SUSTAINABILITY, THE ENVIRONMENT, AND REPUTATION: THE CORNERSTONE CONCEPTS AT THE HEART OF COMPANIES’ DISCUSSIONS ON ESG MATTERS.
Sustainability has become an innovation buzzword that companies can no longer ignore, but what does it mean in practice?
Sustainability is a multidimensional concept concerning the ability to meet current needs without compromising the ability of future generations to meet theirs. This means that we must weigh up non-financial risk factors – environmental, social, and corporate governance (ESG) – when making business decisions.
In the past, people tended to associate sustainability with the environment. Today, companies, and the entire socio-economic system, are realising that ESG factors also have a significant impact on profits.
For example, companies that ignore environmental issues may face higher regulatory costs or reputational damage. Likewise, if they do not factor social issues into their internal and external strategies, they may find themselves at a competitive disadvantage. By considering all three sustainability dimensions, companies can create long-term value for themselves and society as a whole.
Environmental, Social, and Corporate Governance and SDGs: shared goals
ESG stands for “environmental, social, and corporate governance” and refers to the three main pillars of sustainable investment. Environmental considerations concern aspects such as a company’s carbon footprint, water use, and waste management practices. Social considerations cover aspects such as working conditions, diversity, and the treatment of stakeholders. Corporate governance factors include aspects such as board diversity and transparency.
By taking all these factors into account, investors can make more informed decisions and contribute to positive collective change.
Together with the SDGs (Sustainable Development Goals), they offer standards that seek to achieve shared goals. They aim to promote gender equality, reduce greenhouse gas emissions, and ensure access to clean water and sanitation. By integrating ESG factors into their decision-making process, investors can ensure that the companies in their portfolios adhere to these objectives and contribute to a more sustainable future, while also mitigating some of the financial risks associated with environmental and social issues.
What are the benefits of implementing sustainability measures?
The development and implementation of sustainable practices has a plethora of benefits for companies, including reduced operating costs, attracting and retaining talent, improved reputation and brand value for customers, and long-term successful positioning on the market.
Although there is no one-size-fits-all approach to sustainability, there are some key areas that companies can focus on to make their operations more sustainable.
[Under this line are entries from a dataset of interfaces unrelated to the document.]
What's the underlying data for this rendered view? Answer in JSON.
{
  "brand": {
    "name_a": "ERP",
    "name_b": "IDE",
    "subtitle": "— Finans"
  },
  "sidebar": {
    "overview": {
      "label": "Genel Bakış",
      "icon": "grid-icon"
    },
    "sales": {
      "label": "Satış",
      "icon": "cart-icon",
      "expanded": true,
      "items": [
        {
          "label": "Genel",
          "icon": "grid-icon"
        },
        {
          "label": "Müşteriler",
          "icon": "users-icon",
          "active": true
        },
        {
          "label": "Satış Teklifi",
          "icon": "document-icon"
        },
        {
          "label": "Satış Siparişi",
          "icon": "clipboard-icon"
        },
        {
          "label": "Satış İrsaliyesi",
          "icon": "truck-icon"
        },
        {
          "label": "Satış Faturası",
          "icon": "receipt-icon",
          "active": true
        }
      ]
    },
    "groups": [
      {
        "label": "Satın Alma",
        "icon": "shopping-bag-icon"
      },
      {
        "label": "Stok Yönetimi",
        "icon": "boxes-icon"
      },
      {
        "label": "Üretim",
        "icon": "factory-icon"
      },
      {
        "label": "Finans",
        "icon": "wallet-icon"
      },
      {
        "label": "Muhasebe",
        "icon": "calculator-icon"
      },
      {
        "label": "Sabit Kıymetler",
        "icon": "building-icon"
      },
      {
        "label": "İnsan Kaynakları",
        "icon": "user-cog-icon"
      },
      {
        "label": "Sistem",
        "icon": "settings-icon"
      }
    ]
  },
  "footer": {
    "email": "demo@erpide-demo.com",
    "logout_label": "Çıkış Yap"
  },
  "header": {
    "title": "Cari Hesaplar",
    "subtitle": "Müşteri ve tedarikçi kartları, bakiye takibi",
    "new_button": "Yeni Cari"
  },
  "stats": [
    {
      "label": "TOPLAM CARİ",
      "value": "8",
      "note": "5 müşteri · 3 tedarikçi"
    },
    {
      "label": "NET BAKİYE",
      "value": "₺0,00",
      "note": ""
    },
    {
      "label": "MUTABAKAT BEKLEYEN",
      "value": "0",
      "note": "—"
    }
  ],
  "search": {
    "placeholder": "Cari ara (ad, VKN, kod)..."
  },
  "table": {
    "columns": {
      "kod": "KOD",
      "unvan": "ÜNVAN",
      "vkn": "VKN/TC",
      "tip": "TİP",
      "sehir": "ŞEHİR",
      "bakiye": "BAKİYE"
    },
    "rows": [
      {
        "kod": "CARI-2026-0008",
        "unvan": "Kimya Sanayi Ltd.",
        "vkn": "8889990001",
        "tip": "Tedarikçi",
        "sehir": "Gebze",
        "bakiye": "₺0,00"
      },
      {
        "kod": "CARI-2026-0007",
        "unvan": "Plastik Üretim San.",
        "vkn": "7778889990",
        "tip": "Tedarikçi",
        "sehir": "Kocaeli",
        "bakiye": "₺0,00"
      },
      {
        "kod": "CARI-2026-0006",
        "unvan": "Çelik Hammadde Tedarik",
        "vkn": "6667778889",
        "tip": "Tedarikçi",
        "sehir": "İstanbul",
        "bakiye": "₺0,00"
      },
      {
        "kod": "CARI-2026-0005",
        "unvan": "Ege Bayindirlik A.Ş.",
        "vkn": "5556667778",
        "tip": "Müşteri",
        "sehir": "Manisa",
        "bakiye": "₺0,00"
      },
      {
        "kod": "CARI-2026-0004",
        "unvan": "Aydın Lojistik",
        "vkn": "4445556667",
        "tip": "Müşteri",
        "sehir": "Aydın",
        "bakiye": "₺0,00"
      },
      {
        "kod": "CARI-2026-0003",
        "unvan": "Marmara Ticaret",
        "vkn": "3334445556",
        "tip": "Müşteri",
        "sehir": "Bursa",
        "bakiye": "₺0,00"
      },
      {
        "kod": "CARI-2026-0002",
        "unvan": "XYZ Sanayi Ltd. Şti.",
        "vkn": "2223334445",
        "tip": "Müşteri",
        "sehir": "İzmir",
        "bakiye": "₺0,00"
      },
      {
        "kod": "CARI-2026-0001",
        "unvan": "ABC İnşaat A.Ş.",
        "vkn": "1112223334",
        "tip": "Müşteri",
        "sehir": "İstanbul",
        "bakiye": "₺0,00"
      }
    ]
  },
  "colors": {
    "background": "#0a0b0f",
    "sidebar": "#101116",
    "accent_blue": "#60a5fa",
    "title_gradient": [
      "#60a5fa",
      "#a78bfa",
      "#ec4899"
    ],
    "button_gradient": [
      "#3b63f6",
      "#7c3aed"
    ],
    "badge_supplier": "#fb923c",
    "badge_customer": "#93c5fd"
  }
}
One such area is renewable energy. This involves investing in solar, wind, or other renewable energy sources to power business activities. Companies can also focus on employee participation by involving them in sustainability strategies.
While the benefits of a company’s sustainability measures will be evident in the long term, there are also several more immediate advantages. For example, energy-efficient lighting and insulation can reduce energy bills, while recycling programmes can reduce waste disposal costs. In addition, sustainable practices can help improve public health. Consider reducing air pollution by promoting active transport options such as walking and cycling.
Weighing up the risks and benefits of investing in ESG
A study by McKinsey shows that ESG can generate value for companies in five areas:
- Increased turnover
- Reduced costs
- Regulatory and legal interventions
- Increased productivity
- Optimised resources and investments
Companies that factor environmental, social, and corporate governance (ESG) issues into their decision-making processes outperform those that do not. ESG practices can be beneficial for companies and investors (NASDAQ). Companies with a high ESG rating have lower capital costs, less volatile share prices, and better operational performance. Moreover, these companies are better able to attract and retain top talent. One example is Starbucks’ penetration of the Chinese market. They offered better welfare conditions (e.g. the extension of health insurance to the parents of employees).
However, some critics argue that the benefits of ESG investments are overstated. In general, they doubt that company initiatives with little standardisation can have a positive impact on all three areas (Environment, Social, and Corporate Governance). They also believe that the ESG concept is too vague and broad to have any real applicability. Tariq Fancy of Blackrock even argued that “ESG is a dangerous placebo that harms the public interest”.
The benefits of ESG investments are still valid and we are likely to see more and more companies factoring these issues into their investment decisions. According to the PwC Report by Forbes (based on the COP27 climate conference held in Egypt), ESG investments will grow to an impressive $33.9 trillion by 2026 (that’s an +84% increase). The US has already recorded an increase of $10.5 trillion (approx. +110%), Europe $19.6 trillion (+53%), and Asia-Pacific +$3.3 trillion.
How is the business landscape shaping up with regards to sustainability and Environmental, Social, and Corporate Governance (ESG) practices in the coming future?”
As awareness of the need for sustainability grows, companies are increasingly integrating environmental, social, and corporate governance (ESG) factors into their decision-making processes.
This change is driven by a number of factors, including the growing availability of data on ESG impacts, the rising expectations of investors and clients, and the evolving regulatory landscape.
In the coming years, we expect sustainability to play an ever bigger role in business decisions, with a focus on long-term value creation.
This will require companies to go beyond compliance with environmental regulations and take a more proactive approach to managing their impact on people and the planet. By doing so, they will meet future challenges while creating lasting value for their shareholders.